Earlier this week I was in Snowdonia. As regular readers of my blog will know, I spend a lot of time in the mountains of Snowdonia, as they are, in effect, a spiritual home for me. This time I was there for a different reason. I was being interviewed for my thoughts on leadership. The producer of the film, Tim Clague, thought it would be great to capture my thoughts on leadership, while actually leading a group up the mountain. I was up for the challenge.
While packing for our little adventure, I was rummaging through my bedside table drawer looking for my pen knife. I saw the blue case that holds my West Point class ring. On a whim, I opened it just to take a look at the ring. I don’t really wear it anymore. But on this occasion I felt compelled to put it on.
There is a power in collective talismans.
In our West Point class rings the principles of West Point are embedded as well as the memories of our cadet days.
And those days did indeed flood my consciousness. To deepen the connection, I found my Bugle Notes and flicked through them. And things I should not have forgotten, I felt compelled to remember.
Duty, Honor, Country are words we lived and breathed as cadets. They are small words, but the power packed into them is staggering. I could never do justice in explaining them so I will share with you General Douglas MacArthur’s eloquent words:
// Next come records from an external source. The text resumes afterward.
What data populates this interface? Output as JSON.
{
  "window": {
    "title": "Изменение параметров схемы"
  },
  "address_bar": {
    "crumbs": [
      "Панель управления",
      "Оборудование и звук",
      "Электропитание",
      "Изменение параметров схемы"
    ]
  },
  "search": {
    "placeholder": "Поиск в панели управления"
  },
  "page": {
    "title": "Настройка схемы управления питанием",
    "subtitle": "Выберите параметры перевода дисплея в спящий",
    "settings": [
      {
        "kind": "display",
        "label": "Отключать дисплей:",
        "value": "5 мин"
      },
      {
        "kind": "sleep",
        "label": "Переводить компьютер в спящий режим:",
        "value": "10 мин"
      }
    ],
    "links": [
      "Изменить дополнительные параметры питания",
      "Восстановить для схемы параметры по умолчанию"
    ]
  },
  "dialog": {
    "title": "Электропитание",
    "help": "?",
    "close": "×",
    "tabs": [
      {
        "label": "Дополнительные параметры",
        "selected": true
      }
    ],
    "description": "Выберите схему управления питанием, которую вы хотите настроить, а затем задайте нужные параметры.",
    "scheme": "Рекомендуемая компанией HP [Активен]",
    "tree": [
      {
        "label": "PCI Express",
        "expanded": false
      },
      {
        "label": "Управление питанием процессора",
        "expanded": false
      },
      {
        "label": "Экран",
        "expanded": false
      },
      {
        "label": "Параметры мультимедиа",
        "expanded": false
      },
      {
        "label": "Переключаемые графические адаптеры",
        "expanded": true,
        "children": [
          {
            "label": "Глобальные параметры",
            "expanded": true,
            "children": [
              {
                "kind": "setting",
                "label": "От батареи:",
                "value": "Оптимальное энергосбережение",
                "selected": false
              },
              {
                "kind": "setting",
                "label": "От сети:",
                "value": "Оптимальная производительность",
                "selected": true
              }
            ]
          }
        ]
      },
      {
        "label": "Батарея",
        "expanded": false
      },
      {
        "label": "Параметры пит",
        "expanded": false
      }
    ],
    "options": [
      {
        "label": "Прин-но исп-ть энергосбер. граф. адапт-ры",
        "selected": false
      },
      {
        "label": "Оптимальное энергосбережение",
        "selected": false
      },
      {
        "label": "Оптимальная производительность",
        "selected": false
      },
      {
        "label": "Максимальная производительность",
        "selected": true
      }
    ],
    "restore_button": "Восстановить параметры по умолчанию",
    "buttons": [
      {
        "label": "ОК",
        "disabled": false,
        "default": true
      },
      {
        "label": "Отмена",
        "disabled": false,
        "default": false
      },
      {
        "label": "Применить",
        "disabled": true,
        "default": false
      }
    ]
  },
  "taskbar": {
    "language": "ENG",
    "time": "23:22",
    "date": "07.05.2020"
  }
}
Duty, Honor, Country: Those three hallowed words reverently dictate what you ought to be, what you can be, what you will be. They are your rallying points: to build courage when courage seems to fail; to regain faith when there seems to be little cause for faith; to create hope when hope becomes forlorn.
Unhappily, I possess neither that eloquence of diction, that of imagination, nor that brilliance of metaphor to tell you all that they mean.
The unbelievers will say they are but words, but a slogan, but a flamboyant phrase. Every pedant, every demagogue, every cynic, every hypocrite, every troublemaker, and I am sorry to say, some others of an entirely different character, will try to downgrade them even to the extent of mockery and ridicule.
But these are some of the things they do. They build your basic character. They mold you for your future roles as the custodians of the nation’s defense. They make you strong enough to know when you are weak, and brave enough to face yourself when you are afraid. They teach you to be proud and unbending in honest failure, but humble and gentle in success; not to substitute words for actions, not to seek the path of comfort, but to face the stress and spur of difficulty and challenge; to learn to stand up in the storm but to have compassion on those who fall; to master yourself before you seek to master others; to have a heart that is clean, a goal that is high; to learn to laugh, yet never forget how to weep; to reach into the future yet never neglect the past; to be serious yet never to take yourself too seriously; to be modest so that you will remember the simplicity of true greatness, the open mind of true wisdom, the meekness of true strength. They give you a temper of the will, a quality of the imagination, a vigor of the emotions, a freshness of the deep springs of life, a temperamental predominance of courage over timidity, of an appetite for adventure over love of ease. They create in your heart the sense of wonder, the unfailing hope of what next, and the joy and inspiration of life. They teach you in this way to be an officer and a gentleman.
You can listen to or read the full speech here.
I have started wearing my class ring again and I feel humble. I also feel a sense of renewed strength and idealism. The world suddenly seems much brighter and my footsteps more solid.